Emerging research suggests that a combination of artificial intelligence (AI) and diffusion tensor magnetic resonance imaging (DT-MRI) can revolutionize the early detection of autism spectrum disorder (ASD) in children between the ages of two and four. This groundbreaking approach offers the potential to diagnose ASD at a much younger age compared to the conventional diagnostic timeline.
A recent study, to be presented at the 109th Scientific Assembly and Annual Meeting of the Radiological Society of North America (RSNA), examined the use of a machine learning-based system that analyzes connectivity markers extracted from DT-MRI brain scans. These markers provide a visualization of how water travels in white matter tracts, allowing for the identification of abnormal connections within the brain, which are often associated with ASD.
The study cohort included 126 children with autism and 100 normally developing children, all between the ages of two and four. Impressively, the machine learning-based system demonstrated a 97 percent sensitivity rate, a 98 percent specificity rate, and a 98.5 percent accuracy rate in diagnosing ASD. These results highlight the high diagnostic accuracy of the system in distinguishing between children with autism and typically developing children within the specified age group.
The potential impact of this AI and DT-MRI approach extends beyond diagnosis. By providing a detailed report on affected neural pathways, potential impact on brain functionality, and grades for autism severity, this system has the potential to greatly streamline the diagnostic workflow. It could significantly reduce the workload of psychologists by up to 30%, allowing for a more efficient and objective assessment method for ASD.
Early detection through this innovative approach enables earlier intervention and can lead to enhanced quality of life for individuals with ASD. Mohammed Khudri, one of the co-authors of the study, emphasizes the potential benefits: “Our approach is a novel advancement that enables the early detection of autism in infants under two years of age. We believe that therapeutic intervention before the age of three can lead to better outcomes, including the potential for individuals with autism to achieve greater independence and higher IQs.”
The study authors are currently working towards securing 510(k) clearance from the Food and Drug Administration (FDA) for the machine learning system, which marks an important step towards its implementation in clinical practice.
Q: What is ASD?
A: ASD stands for autism spectrum disorder, a neurodevelopmental disorder characterized by persistent challenges in social interaction, communication, and repetitive behaviors.
Q: How does the AI and DT-MRI approach work?
A: The machine learning-based system analyzes connectivity markers extracted from DT-MRI brain scans to identify abnormal connections within the brain that are associated with ASD.
Q: How accurate is the system in diagnosing ASD?
A: The system demonstrated a 97 percent sensitivity rate, a 98 percent specificity rate, and a 98.5 percent accuracy rate in diagnosing ASD in children between the ages of two and four.
Q: How can this approach impact the diagnostic workflow?
A: By providing a detailed report on affected neural pathways, potential impact on brain functionality, and grades for autism severity, the system can streamline the diagnostic process and reduce the workload of psychologists by up to 30%.

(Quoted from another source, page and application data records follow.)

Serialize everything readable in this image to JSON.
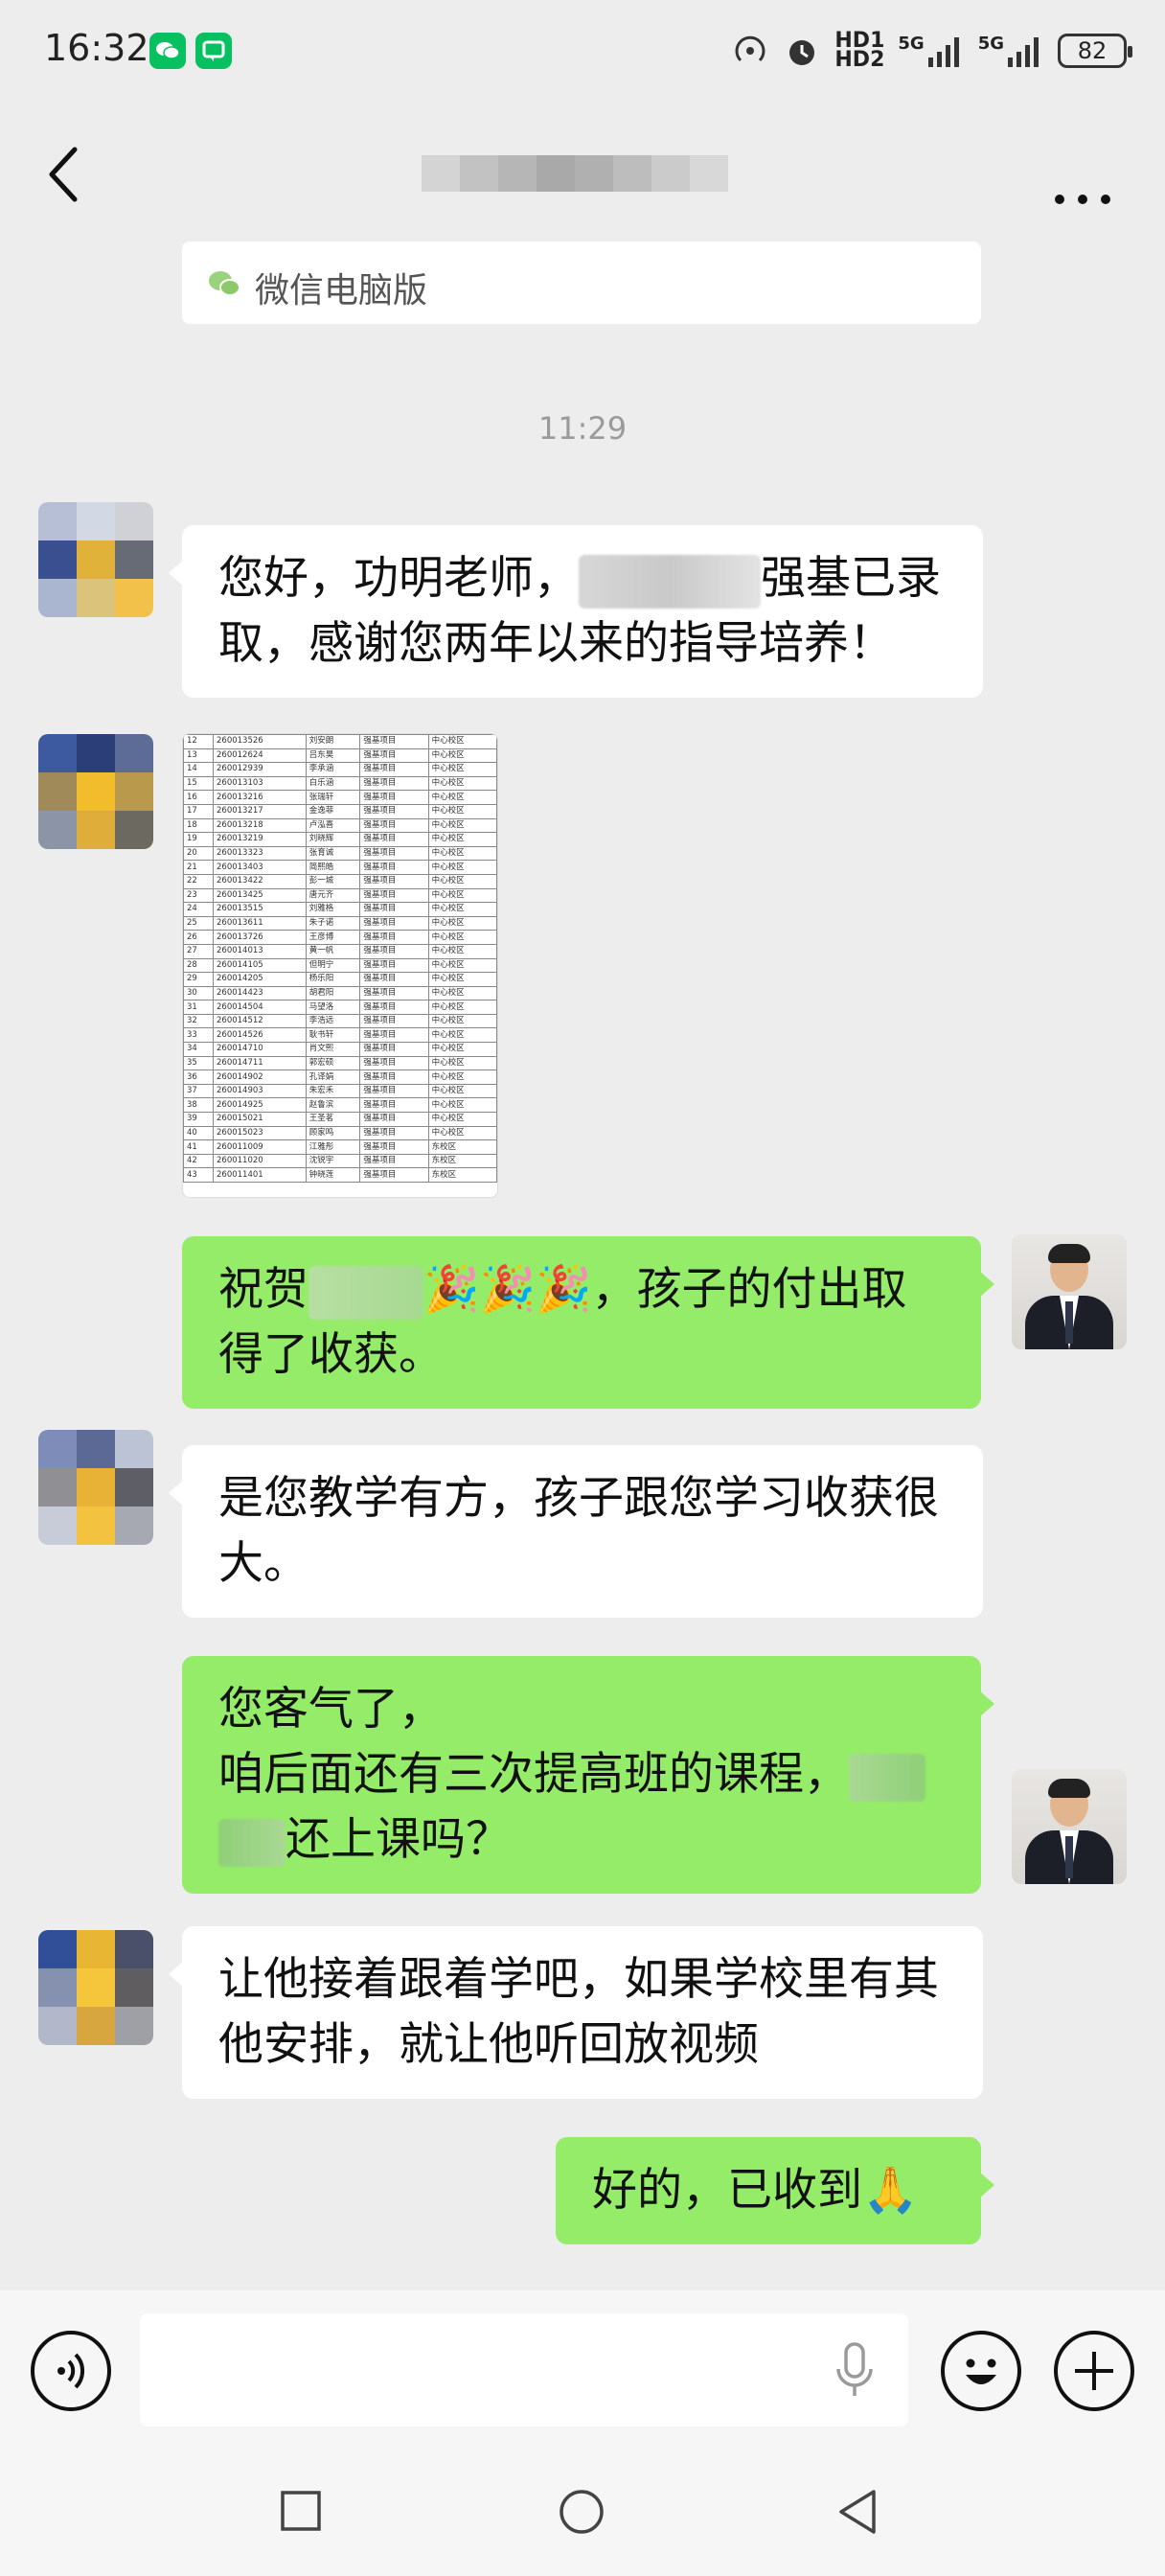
{
  "status_bar": {
    "time": "16:32",
    "signal1": "5G",
    "signal2": "5G",
    "hd1": "HD1",
    "hd2": "HD2",
    "battery": "82",
    "colors": {
      "wechat": "#07c160",
      "msg_app": "#07c160"
    }
  },
  "header": {
    "back_icon": "chevron-left-icon",
    "title_blurred": true,
    "more_icon": "more-icon"
  },
  "chat": {
    "top_notice": "微信电脑版",
    "timestamp": "11:29",
    "messages": [
      {
        "id": 1,
        "direction": "in",
        "part1": "您好，功明老师，",
        "part2": "强基已录取，感谢您两年以来的指导培养！"
      },
      {
        "id": 2,
        "direction": "in",
        "type": "image"
      },
      {
        "id": 3,
        "direction": "out",
        "part1": "祝贺",
        "emoji": "🎉🎉🎉",
        "part2": "，孩子的付出取得了收获。"
      },
      {
        "id": 4,
        "direction": "in",
        "text": "是您教学有方，孩子跟您学习收获很大。"
      },
      {
        "id": 5,
        "direction": "out",
        "line1": "您客气了，",
        "line2": "咱后面还有三次提高班的课程，",
        "line3": "还上课吗？"
      },
      {
        "id": 6,
        "direction": "in",
        "text": "让他接着跟着学吧，如果学校里有其他安排，就让他听回放视频"
      },
      {
        "id": 7,
        "direction": "out",
        "text": "好的，已收到",
        "emoji": "🙏"
      }
    ],
    "image_table": {
      "rows": [
        [
          "12",
          "260013526",
          "刘安朗",
          "强基项目",
          "中心校区"
        ],
        [
          "13",
          "260012624",
          "吕东昊",
          "强基项目",
          "中心校区"
        ],
        [
          "14",
          "260012939",
          "李承涵",
          "强基项目",
          "中心校区"
        ],
        [
          "15",
          "260013103",
          "白乐涵",
          "强基项目",
          "中心校区"
        ],
        [
          "16",
          "260013216",
          "张瑞轩",
          "强基项目",
          "中心校区"
        ],
        [
          "17",
          "260013217",
          "金逸菲",
          "强基项目",
          "中心校区"
        ],
        [
          "18",
          "260013218",
          "卢泓喜",
          "强基项目",
          "中心校区"
        ],
        [
          "19",
          "260013219",
          "刘晓辉",
          "强基项目",
          "中心校区"
        ],
        [
          "20",
          "260013323",
          "张育诚",
          "强基项目",
          "中心校区"
        ],
        [
          "21",
          "260013403",
          "简熙皓",
          "强基项目",
          "中心校区"
        ],
        [
          "22",
          "260013422",
          "彭一城",
          "强基项目",
          "中心校区"
        ],
        [
          "23",
          "260013425",
          "唐元齐",
          "强基项目",
          "中心校区"
        ],
        [
          "24",
          "260013515",
          "刘雅格",
          "强基项目",
          "中心校区"
        ],
        [
          "25",
          "260013611",
          "朱子诺",
          "强基项目",
          "中心校区"
        ],
        [
          "26",
          "260013726",
          "王彦博",
          "强基项目",
          "中心校区"
        ],
        [
          "27",
          "260014013",
          "黄一帆",
          "强基项目",
          "中心校区"
        ],
        [
          "28",
          "260014105",
          "但明宁",
          "强基项目",
          "中心校区"
        ],
        [
          "29",
          "260014205",
          "杨乐阳",
          "强基项目",
          "中心校区"
        ],
        [
          "30",
          "260014423",
          "胡君阳",
          "强基项目",
          "中心校区"
        ],
        [
          "31",
          "260014504",
          "马望洛",
          "强基项目",
          "中心校区"
        ],
        [
          "32",
          "260014512",
          "李浩远",
          "强基项目",
          "中心校区"
        ],
        [
          "33",
          "260014526",
          "耿书轩",
          "强基项目",
          "中心校区"
        ],
        [
          "34",
          "260014710",
          "肖文熙",
          "强基项目",
          "中心校区"
        ],
        [
          "35",
          "260014711",
          "郭宏硕",
          "强基项目",
          "中心校区"
        ],
        [
          "36",
          "260014902",
          "孔译娟",
          "强基项目",
          "中心校区"
        ],
        [
          "37",
          "260014903",
          "朱宏禾",
          "强基项目",
          "中心校区"
        ],
        [
          "38",
          "260014925",
          "赵鲁滨",
          "强基项目",
          "中心校区"
        ],
        [
          "39",
          "260015021",
          "王圣茗",
          "强基项目",
          "中心校区"
        ],
        [
          "40",
          "260015023",
          "顾家鸣",
          "强基项目",
          "中心校区"
        ],
        [
          "41",
          "260011009",
          "江雅彤",
          "强基项目",
          "东校区"
        ],
        [
          "42",
          "260011020",
          "沈锐宇",
          "强基项目",
          "东校区"
        ],
        [
          "43",
          "260011401",
          "钟晓莲",
          "强基项目",
          "东校区"
        ]
      ]
    }
  },
  "input_bar": {
    "voice_icon": "voice-icon",
    "mic_icon": "mic-icon",
    "emoji_icon": "emoji-icon",
    "plus_icon": "plus-icon"
  },
  "nav_bar": {
    "icons": [
      "recent-apps-icon",
      "home-icon",
      "back-icon"
    ]
  }
}
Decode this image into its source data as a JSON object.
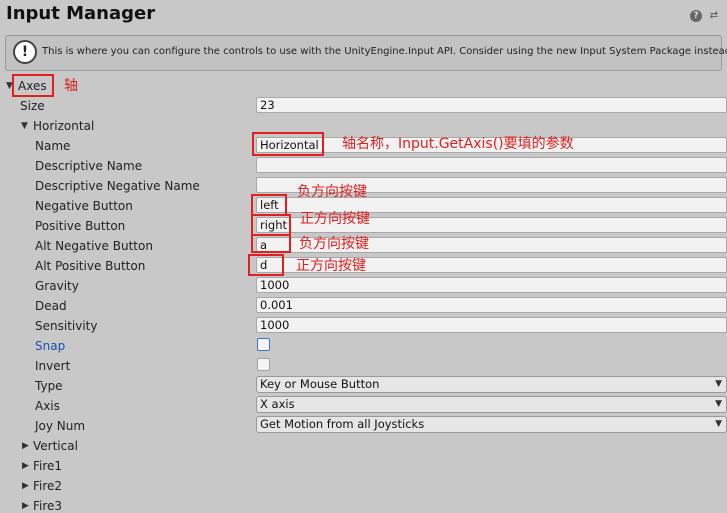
{
  "header": {
    "title": "Input Manager",
    "help_icon": "help-icon",
    "settings_icon": "settings-icon"
  },
  "banner": {
    "icon": "warning-icon",
    "text": "This is where you can configure the controls to use with the UnityEngine.Input API. Consider using the new Input System Package instead."
  },
  "axes": {
    "label": "Axes",
    "size_label": "Size",
    "size_value": "23"
  },
  "horizontal": {
    "label": "Horizontal",
    "fields": {
      "name": {
        "label": "Name",
        "value": "Horizontal"
      },
      "descriptive_name": {
        "label": "Descriptive Name",
        "value": ""
      },
      "descriptive_negative_name": {
        "label": "Descriptive Negative Name",
        "value": ""
      },
      "negative_button": {
        "label": "Negative Button",
        "value": "left"
      },
      "positive_button": {
        "label": "Positive Button",
        "value": "right"
      },
      "alt_negative_button": {
        "label": "Alt Negative Button",
        "value": "a"
      },
      "alt_positive_button": {
        "label": "Alt Positive Button",
        "value": "d"
      },
      "gravity": {
        "label": "Gravity",
        "value": "1000"
      },
      "dead": {
        "label": "Dead",
        "value": "0.001"
      },
      "sensitivity": {
        "label": "Sensitivity",
        "value": "1000"
      },
      "snap": {
        "label": "Snap",
        "checked": false
      },
      "invert": {
        "label": "Invert",
        "checked": false
      },
      "type": {
        "label": "Type",
        "value": "Key or Mouse Button"
      },
      "axis": {
        "label": "Axis",
        "value": "X axis"
      },
      "joy_num": {
        "label": "Joy Num",
        "value": "Get Motion from all Joysticks"
      }
    }
  },
  "collapsed_axes": [
    "Vertical",
    "Fire1",
    "Fire2",
    "Fire3"
  ],
  "annotations": {
    "axes": "轴",
    "name": "轴名称，Input.GetAxis()要填的参数",
    "negative": "负方向按键",
    "positive": "正方向按键",
    "alt_negative": "负方向按键",
    "alt_positive": "正方向按键"
  },
  "colors": {
    "background": "#c8c8c8",
    "annotation_red": "#e02020",
    "snap_blue": "#1b4fb0"
  }
}
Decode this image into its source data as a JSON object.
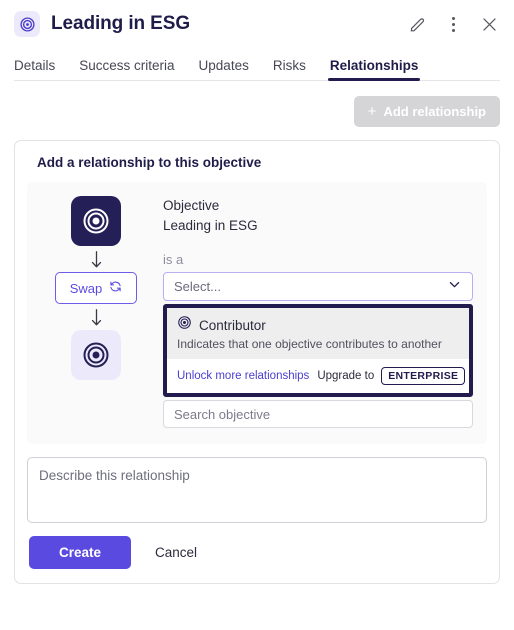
{
  "header": {
    "title": "Leading in ESG",
    "icon": "target-icon",
    "actions": [
      {
        "name": "edit-icon",
        "label": "Edit"
      },
      {
        "name": "more-options-icon",
        "label": "More options"
      },
      {
        "name": "close-icon",
        "label": "Close"
      }
    ]
  },
  "tabs": [
    {
      "label": "Details",
      "active": false
    },
    {
      "label": "Success criteria",
      "active": false
    },
    {
      "label": "Updates",
      "active": false
    },
    {
      "label": "Risks",
      "active": false
    },
    {
      "label": "Relationships",
      "active": true
    }
  ],
  "toolbar": {
    "add_relationship_label": "Add relationship",
    "add_icon": "plus-icon",
    "disabled": true
  },
  "card": {
    "title": "Add a relationship to this objective",
    "source": {
      "kind": "Objective",
      "name": "Leading in ESG",
      "icon": "target-icon"
    },
    "connector_label": "is a",
    "swap": {
      "label": "Swap",
      "icon": "swap-refresh-icon"
    },
    "target": {
      "icon": "target-icon"
    },
    "relationship_select": {
      "value": "",
      "placeholder": "Select...",
      "chevron": "chevron-down-icon",
      "expanded": true,
      "options": [
        {
          "title": "Contributor",
          "description": "Indicates that one objective contributes to another",
          "icon": "contributor-icon",
          "selected": true
        }
      ],
      "footer": {
        "link_label": "Unlock more relationships",
        "upgrade_label": "Upgrade to",
        "plan_badge": "ENTERPRISE"
      }
    },
    "objective_search": {
      "value": "",
      "placeholder": "Search objective"
    }
  },
  "description": {
    "value": "",
    "placeholder": "Describe this relationship"
  },
  "footer": {
    "create_label": "Create",
    "cancel_label": "Cancel"
  },
  "colors": {
    "brand_purple": "#5b4ae0",
    "navy": "#221c4e",
    "lavender": "#ece9fb",
    "disabled_gray": "#d5d5d8"
  }
}
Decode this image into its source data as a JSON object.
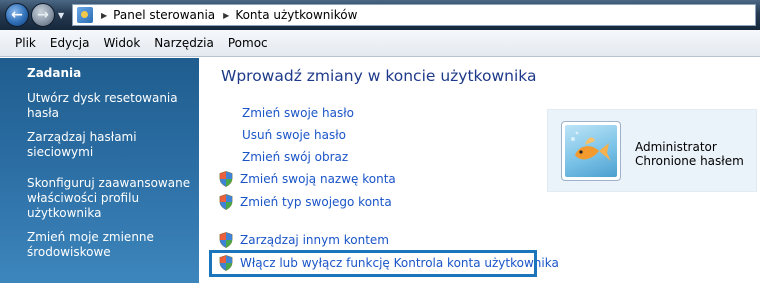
{
  "address_bar": {
    "breadcrumbs": [
      "Panel sterowania",
      "Konta użytkowników"
    ],
    "icon": "control-panel-icon"
  },
  "menu": {
    "items": [
      "Plik",
      "Edycja",
      "Widok",
      "Narzędzia",
      "Pomoc"
    ]
  },
  "sidebar": {
    "heading": "Zadania",
    "links": [
      "Utwórz dysk resetowania hasła",
      "Zarządzaj hasłami sieciowymi",
      "Skonfiguruj zaawansowane właściwości profilu użytkownika",
      "Zmień moje zmienne środowiskowe"
    ]
  },
  "main": {
    "title": "Wprowadź zmiany w koncie użytkownika",
    "links": [
      {
        "label": "Zmień swoje hasło",
        "shield": false
      },
      {
        "label": "Usuń swoje hasło",
        "shield": false
      },
      {
        "label": "Zmień swój obraz",
        "shield": false
      },
      {
        "label": "Zmień swoją nazwę konta",
        "shield": true
      },
      {
        "label": "Zmień typ swojego konta",
        "shield": true
      },
      {
        "label": "Zarządzaj innym kontem",
        "shield": true
      },
      {
        "label": "Włącz lub wyłącz funkcję Kontrola konta użytkownika",
        "shield": true
      }
    ]
  },
  "user": {
    "name": "Administrator",
    "status": "Chronione hasłem",
    "avatar": "goldfish-avatar"
  },
  "colors": {
    "link": "#1a55c8",
    "title": "#1e3a8a",
    "sidebar": "#2c6fa5",
    "highlight_border": "#1c75bb"
  }
}
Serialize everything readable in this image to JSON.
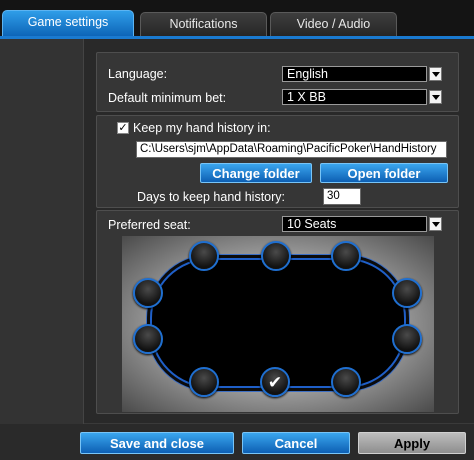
{
  "tabs": [
    {
      "label": "Game settings",
      "active": true
    },
    {
      "label": "Notifications",
      "active": false
    },
    {
      "label": "Video / Audio",
      "active": false
    }
  ],
  "general": {
    "language_label": "Language:",
    "language_value": "English",
    "min_bet_label": "Default minimum bet:",
    "min_bet_value": "1 X BB"
  },
  "history": {
    "keep_checked": true,
    "keep_label": "Keep my hand history in:",
    "path": "C:\\Users\\sjm\\AppData\\Roaming\\PacificPoker\\HandHistory",
    "change_folder_label": "Change folder",
    "open_folder_label": "Open folder",
    "days_label": "Days to keep hand history:",
    "days_value": "30"
  },
  "seat": {
    "preferred_label": "Preferred seat:",
    "preferred_value": "10 Seats",
    "selected_seat_glyph": "✔"
  },
  "footer": {
    "save_close_label": "Save and close",
    "cancel_label": "Cancel",
    "apply_label": "Apply"
  },
  "icons": {
    "dropdown": "chevron-down-icon",
    "checkmark": "checkmark-icon"
  },
  "colors": {
    "accent_blue": "#1a7ad0",
    "seat_ring": "#1f6fd0",
    "apply_gray": "#a8a8a8"
  }
}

Q: What are the potential benefits of early detection and intervention?
A: Early detection and intervention can lead to improved outcomes, including enhanced quality of life, greater independence, and higher IQs for individuals with ASD.